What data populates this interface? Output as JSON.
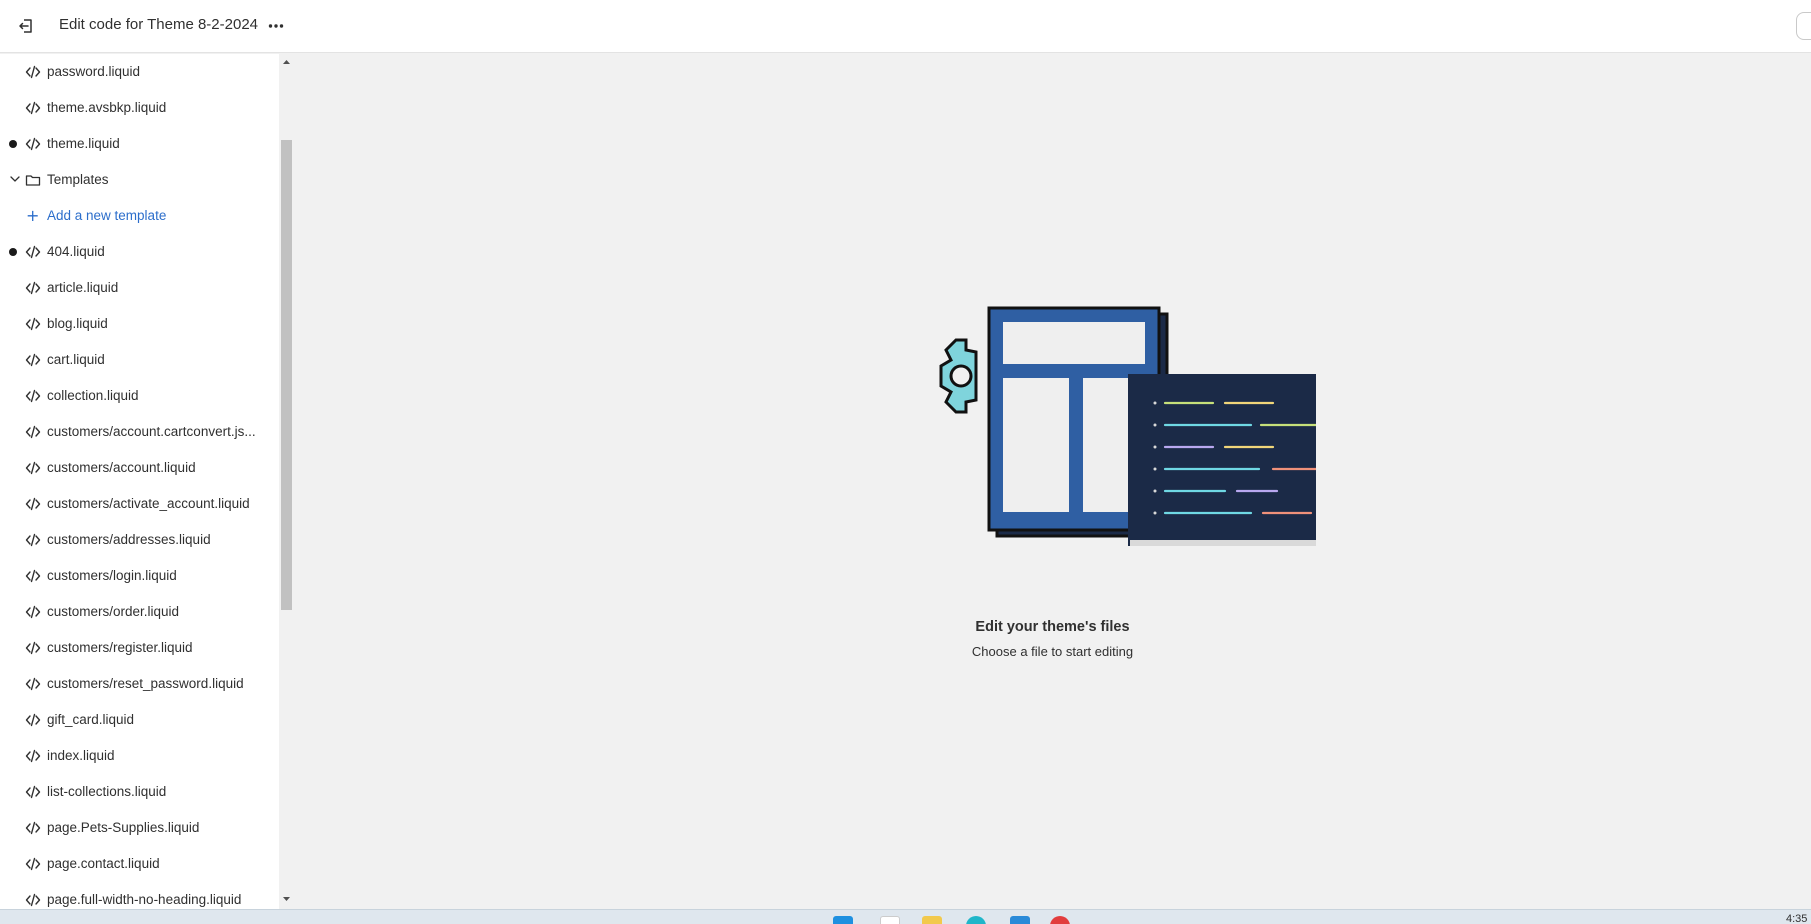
{
  "topbar": {
    "title": "Edit code for Theme 8-2-2024",
    "exit_icon": "exit-icon",
    "more_icon": "more-horizontal-icon"
  },
  "sidebar": {
    "items": [
      {
        "type": "file",
        "label": "password.liquid",
        "modified": false
      },
      {
        "type": "file",
        "label": "theme.avsbkp.liquid",
        "modified": false
      },
      {
        "type": "file",
        "label": "theme.liquid",
        "modified": true
      },
      {
        "type": "folder",
        "label": "Templates",
        "expanded": true
      },
      {
        "type": "add",
        "label": "Add a new template"
      },
      {
        "type": "file",
        "label": "404.liquid",
        "modified": true
      },
      {
        "type": "file",
        "label": "article.liquid",
        "modified": false
      },
      {
        "type": "file",
        "label": "blog.liquid",
        "modified": false
      },
      {
        "type": "file",
        "label": "cart.liquid",
        "modified": false
      },
      {
        "type": "file",
        "label": "collection.liquid",
        "modified": false
      },
      {
        "type": "file",
        "label": "customers/account.cartconvert.js...",
        "modified": false
      },
      {
        "type": "file",
        "label": "customers/account.liquid",
        "modified": false
      },
      {
        "type": "file",
        "label": "customers/activate_account.liquid",
        "modified": false
      },
      {
        "type": "file",
        "label": "customers/addresses.liquid",
        "modified": false
      },
      {
        "type": "file",
        "label": "customers/login.liquid",
        "modified": false
      },
      {
        "type": "file",
        "label": "customers/order.liquid",
        "modified": false
      },
      {
        "type": "file",
        "label": "customers/register.liquid",
        "modified": false
      },
      {
        "type": "file",
        "label": "customers/reset_password.liquid",
        "modified": false
      },
      {
        "type": "file",
        "label": "gift_card.liquid",
        "modified": false
      },
      {
        "type": "file",
        "label": "index.liquid",
        "modified": false
      },
      {
        "type": "file",
        "label": "list-collections.liquid",
        "modified": false
      },
      {
        "type": "file",
        "label": "page.Pets-Supplies.liquid",
        "modified": false
      },
      {
        "type": "file",
        "label": "page.contact.liquid",
        "modified": false
      },
      {
        "type": "file",
        "label": "page.full-width-no-heading.liquid",
        "modified": false
      }
    ]
  },
  "main": {
    "empty_title": "Edit your theme's files",
    "empty_subtitle": "Choose a file to start editing"
  },
  "colors": {
    "accent_link": "#2c6ecb",
    "illustration_blue": "#2f5fa3",
    "illustration_navy": "#1b2a47",
    "illustration_gear": "#7fd4dc"
  },
  "taskbar": {
    "time": "4:35"
  }
}
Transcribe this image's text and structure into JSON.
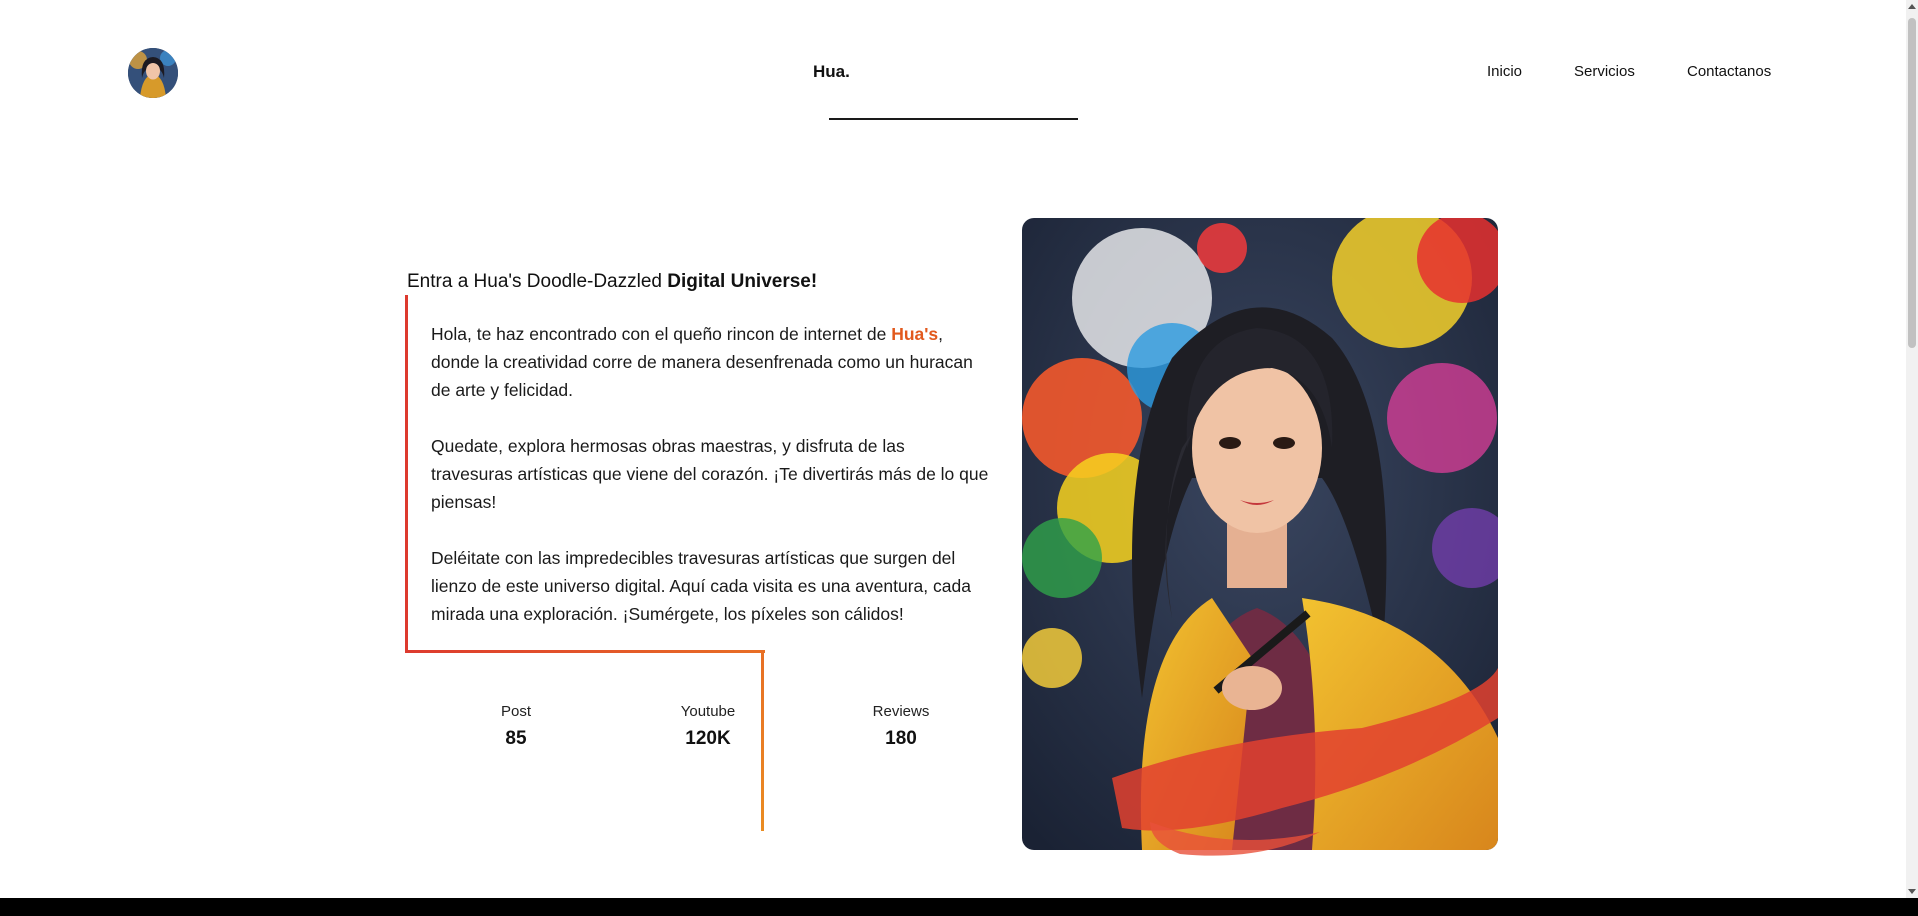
{
  "header": {
    "brand": "Hua.",
    "nav": [
      {
        "label": "Inicio"
      },
      {
        "label": "Servicios"
      },
      {
        "label": "Contactanos"
      }
    ]
  },
  "hero": {
    "title_plain": "Entra a Hua's Doodle-Dazzled ",
    "title_bold": "Digital Universe!",
    "p1_before": "Hola, te haz encontrado con el queño rincon de internet de ",
    "p1_highlight": "Hua's",
    "p1_after": ", donde la creatividad corre de manera desenfrenada como un huracan de arte y felicidad.",
    "p2": "Quedate, explora hermosas obras maestras, y disfruta de las travesuras artísticas que viene del corazón. ¡Te divertirás más de lo que piensas!",
    "p3": "Deléitate con las impredecibles travesuras artísticas que surgen del lienzo de este universo digital. Aquí cada visita es una aventura, cada mirada una exploración. ¡Sumérgete, los píxeles son cálidos!"
  },
  "stats": [
    {
      "label": "Post",
      "value": "85"
    },
    {
      "label": "Youtube",
      "value": "120K"
    },
    {
      "label": "Reviews",
      "value": "180"
    }
  ],
  "colors": {
    "accent_red": "#dd3a2e",
    "accent_orange": "#e86f25",
    "highlight": "#e2591d"
  }
}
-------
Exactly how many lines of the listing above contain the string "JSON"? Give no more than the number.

Task answer:
2